Department of Health figures show that in 2010 drugs were cheaper in the UK than they were in 10 western European countries, including Germany and Sweden. Drugs were little more than a third of the cost of those in the US.
The picture has changed dramatically since 2004 when only Germany had more expensive drugs than the UK and US prices were less than double of those in the UK.
The analysis was carried out as part of the first review of the 2009 pharmaceutical price regulation scheme, which limits the profits big pharma can make through selling drugs to the NHS. It compared the prices of 250 branded products.
The 167 companies that signed up to the scheme agreed to a 3.9 per cent price cut in 2009 and a further 1.9 per cent cut in 2010 if they sold prescription medicines worth more than £5m to the NHS annually.
In return, the government promised action to support innovation and a more “systemic” approach to patient access schemes - in which the company and government reach agreement on a fair price - and flexible pricing. This would allow companies to change the price of a drug if new evidence emerged about its effectiveness or if it was found to have additional uses.
However, the report found there had been no applications to change prices and only 17 PASs had been set up.
Former DH national quality innovation productivity and prevention lead for medicines use and procurement Peter Rowe told HSJ: “Broadly speaking the report shows we are not paying excessive prices for medicines but the real issue is we have not been as successful as the PPRS envisaged at getting innovative medicines to patients.
“Unless we do that we are not going to be able to make the changes to how we deliver services.”
Association of British Pharmaceutical Industry chief executive Stephen Whitehead said more progress was needed.
“We need to start thinking about medicines as an investment, not just a cost – their use actually saves the NHS money, by remodelling patient pathways, improving outcomes, and releasing NHS capacity by reducing hospital admissions,” he said.
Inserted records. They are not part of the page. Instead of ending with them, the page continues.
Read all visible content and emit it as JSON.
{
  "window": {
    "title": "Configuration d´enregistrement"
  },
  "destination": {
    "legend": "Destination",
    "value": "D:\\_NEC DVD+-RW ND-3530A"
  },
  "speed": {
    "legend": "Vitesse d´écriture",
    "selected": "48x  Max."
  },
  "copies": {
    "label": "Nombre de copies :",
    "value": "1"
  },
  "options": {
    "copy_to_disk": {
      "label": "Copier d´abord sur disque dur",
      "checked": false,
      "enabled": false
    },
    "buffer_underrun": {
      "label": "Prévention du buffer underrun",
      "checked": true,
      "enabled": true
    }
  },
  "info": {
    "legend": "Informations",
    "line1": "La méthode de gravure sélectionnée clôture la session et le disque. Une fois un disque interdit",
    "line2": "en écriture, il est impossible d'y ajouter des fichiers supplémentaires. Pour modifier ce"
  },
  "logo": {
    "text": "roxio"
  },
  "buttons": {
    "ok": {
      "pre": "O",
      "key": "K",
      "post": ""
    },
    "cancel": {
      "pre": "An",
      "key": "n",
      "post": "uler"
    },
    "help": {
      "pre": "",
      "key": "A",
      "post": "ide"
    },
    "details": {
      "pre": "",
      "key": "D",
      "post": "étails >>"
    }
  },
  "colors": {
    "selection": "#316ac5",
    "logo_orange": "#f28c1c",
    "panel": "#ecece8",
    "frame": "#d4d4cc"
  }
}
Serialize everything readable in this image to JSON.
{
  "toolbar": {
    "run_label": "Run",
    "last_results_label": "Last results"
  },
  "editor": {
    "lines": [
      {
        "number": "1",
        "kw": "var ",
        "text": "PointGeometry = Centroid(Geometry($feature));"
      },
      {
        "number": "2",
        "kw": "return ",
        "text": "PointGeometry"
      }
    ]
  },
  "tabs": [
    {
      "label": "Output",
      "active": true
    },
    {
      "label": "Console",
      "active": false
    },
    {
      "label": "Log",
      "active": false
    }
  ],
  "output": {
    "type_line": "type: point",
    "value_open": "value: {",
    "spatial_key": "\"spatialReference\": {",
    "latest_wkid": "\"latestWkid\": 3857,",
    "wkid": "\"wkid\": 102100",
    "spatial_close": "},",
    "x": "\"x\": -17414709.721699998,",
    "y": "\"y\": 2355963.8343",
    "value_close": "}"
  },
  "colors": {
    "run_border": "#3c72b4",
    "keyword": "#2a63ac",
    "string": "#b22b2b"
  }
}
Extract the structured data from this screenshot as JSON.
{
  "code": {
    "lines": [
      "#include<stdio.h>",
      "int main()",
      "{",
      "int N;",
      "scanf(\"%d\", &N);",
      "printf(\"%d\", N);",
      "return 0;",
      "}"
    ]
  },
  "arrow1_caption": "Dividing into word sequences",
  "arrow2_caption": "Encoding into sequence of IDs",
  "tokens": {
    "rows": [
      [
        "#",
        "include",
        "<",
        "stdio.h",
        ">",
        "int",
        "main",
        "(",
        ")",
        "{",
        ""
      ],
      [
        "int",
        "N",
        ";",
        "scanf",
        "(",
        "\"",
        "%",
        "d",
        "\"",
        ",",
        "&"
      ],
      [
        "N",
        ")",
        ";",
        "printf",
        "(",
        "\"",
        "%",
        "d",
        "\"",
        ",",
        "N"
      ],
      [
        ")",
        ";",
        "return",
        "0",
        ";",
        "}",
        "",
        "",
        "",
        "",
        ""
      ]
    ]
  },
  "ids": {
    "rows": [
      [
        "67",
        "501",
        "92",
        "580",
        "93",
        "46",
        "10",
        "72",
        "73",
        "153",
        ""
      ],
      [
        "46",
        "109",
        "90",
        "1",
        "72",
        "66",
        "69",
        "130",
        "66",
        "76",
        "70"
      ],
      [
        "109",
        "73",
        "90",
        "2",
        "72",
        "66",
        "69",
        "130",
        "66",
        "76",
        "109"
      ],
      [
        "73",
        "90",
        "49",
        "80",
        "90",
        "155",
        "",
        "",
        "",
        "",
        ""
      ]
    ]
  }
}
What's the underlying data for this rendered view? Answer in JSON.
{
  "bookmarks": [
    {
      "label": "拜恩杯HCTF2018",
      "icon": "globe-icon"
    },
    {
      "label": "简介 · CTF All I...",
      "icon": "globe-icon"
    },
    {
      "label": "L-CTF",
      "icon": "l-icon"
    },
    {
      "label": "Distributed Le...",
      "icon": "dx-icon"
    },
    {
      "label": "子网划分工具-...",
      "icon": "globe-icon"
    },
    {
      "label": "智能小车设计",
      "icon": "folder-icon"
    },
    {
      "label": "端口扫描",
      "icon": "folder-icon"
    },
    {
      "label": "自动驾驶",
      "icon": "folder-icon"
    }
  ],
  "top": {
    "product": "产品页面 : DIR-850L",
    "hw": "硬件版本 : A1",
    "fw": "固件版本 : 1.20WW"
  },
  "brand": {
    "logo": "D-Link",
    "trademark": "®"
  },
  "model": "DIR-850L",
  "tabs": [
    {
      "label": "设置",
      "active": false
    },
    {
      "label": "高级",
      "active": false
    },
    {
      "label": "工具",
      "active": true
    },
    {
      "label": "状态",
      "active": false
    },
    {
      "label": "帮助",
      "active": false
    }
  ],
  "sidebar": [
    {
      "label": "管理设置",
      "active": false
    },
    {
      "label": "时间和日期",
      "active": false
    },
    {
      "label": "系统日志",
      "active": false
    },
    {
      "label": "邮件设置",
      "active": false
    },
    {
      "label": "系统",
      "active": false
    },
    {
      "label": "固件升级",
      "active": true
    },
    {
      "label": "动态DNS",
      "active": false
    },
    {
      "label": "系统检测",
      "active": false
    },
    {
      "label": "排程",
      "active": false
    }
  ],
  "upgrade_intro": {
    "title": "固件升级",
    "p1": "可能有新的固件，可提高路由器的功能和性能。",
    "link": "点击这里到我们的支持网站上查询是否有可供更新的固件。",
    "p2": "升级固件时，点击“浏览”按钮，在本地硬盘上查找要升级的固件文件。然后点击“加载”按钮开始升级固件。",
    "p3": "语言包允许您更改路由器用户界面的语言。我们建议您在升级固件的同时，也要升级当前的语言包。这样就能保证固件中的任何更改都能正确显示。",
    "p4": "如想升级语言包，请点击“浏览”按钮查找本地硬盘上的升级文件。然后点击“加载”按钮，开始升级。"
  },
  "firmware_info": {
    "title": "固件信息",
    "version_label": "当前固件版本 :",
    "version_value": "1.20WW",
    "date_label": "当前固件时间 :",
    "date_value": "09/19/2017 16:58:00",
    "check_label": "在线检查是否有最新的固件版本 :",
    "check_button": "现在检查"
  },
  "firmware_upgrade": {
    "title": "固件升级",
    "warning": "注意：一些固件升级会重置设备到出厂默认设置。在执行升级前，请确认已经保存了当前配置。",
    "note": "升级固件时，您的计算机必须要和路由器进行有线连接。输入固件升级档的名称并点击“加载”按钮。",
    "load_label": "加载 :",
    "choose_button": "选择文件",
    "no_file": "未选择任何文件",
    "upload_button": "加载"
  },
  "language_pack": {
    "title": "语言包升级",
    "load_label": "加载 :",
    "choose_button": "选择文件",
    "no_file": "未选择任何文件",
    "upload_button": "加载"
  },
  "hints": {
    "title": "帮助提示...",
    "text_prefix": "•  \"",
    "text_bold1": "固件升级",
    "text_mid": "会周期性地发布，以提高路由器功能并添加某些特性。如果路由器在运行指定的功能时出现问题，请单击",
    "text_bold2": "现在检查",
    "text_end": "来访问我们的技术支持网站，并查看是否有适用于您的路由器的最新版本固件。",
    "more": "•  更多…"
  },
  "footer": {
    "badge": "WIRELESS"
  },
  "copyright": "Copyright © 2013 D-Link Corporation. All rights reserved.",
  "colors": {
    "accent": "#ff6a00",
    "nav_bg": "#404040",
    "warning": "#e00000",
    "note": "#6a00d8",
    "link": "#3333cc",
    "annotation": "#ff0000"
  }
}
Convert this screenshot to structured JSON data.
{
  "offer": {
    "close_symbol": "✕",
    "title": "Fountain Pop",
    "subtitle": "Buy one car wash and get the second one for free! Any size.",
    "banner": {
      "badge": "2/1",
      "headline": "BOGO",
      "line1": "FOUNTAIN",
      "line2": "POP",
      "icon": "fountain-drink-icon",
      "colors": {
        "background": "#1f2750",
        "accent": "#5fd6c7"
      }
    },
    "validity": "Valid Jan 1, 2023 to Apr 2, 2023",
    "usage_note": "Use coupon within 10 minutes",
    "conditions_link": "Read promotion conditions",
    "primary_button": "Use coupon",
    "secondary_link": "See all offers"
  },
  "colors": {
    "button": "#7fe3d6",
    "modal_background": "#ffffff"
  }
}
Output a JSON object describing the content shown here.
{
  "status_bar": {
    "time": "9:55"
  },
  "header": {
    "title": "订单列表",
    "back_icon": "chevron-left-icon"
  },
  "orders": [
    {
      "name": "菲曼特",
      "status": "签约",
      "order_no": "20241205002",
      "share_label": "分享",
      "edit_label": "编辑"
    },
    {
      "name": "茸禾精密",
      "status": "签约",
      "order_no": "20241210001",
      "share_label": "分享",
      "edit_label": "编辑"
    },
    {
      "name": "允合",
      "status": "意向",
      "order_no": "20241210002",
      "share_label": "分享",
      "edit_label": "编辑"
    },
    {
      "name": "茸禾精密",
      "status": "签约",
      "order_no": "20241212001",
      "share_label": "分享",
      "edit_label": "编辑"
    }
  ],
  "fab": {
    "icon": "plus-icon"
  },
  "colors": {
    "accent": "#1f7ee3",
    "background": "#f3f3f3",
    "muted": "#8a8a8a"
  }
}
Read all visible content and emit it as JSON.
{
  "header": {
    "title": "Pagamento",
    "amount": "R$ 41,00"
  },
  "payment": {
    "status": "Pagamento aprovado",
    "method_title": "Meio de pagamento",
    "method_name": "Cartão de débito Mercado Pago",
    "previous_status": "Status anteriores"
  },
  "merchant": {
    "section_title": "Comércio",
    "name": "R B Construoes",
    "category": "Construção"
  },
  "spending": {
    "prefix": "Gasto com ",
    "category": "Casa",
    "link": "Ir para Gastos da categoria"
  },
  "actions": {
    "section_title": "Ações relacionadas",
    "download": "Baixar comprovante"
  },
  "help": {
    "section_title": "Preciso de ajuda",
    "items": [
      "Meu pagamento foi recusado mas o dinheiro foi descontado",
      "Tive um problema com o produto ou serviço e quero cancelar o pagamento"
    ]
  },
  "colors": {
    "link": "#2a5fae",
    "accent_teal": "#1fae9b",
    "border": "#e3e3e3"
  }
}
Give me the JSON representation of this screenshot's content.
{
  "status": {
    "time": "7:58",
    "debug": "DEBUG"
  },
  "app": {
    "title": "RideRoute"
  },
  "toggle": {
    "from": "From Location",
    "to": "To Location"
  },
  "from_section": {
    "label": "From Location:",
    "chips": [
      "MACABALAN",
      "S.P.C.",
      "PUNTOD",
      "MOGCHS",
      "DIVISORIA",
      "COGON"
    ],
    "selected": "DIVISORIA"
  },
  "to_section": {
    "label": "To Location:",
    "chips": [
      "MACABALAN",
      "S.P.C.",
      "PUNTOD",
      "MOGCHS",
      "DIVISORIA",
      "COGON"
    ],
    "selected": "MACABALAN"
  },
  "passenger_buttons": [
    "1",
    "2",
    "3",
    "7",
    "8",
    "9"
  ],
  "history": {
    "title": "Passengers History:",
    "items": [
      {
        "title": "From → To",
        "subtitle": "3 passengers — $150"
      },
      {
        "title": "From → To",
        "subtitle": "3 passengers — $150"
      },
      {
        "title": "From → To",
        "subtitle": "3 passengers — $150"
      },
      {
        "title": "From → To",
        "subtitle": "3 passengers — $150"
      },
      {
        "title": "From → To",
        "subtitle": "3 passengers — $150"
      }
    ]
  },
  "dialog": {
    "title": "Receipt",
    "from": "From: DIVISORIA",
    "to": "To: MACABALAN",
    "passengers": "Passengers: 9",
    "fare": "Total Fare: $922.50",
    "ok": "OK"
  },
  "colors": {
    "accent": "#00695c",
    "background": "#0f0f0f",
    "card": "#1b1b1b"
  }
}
“Despite the report demonstrating that the UK has particularly low prices, patients are still struggling to access medicines as easily or as quickly as our European counterparts.”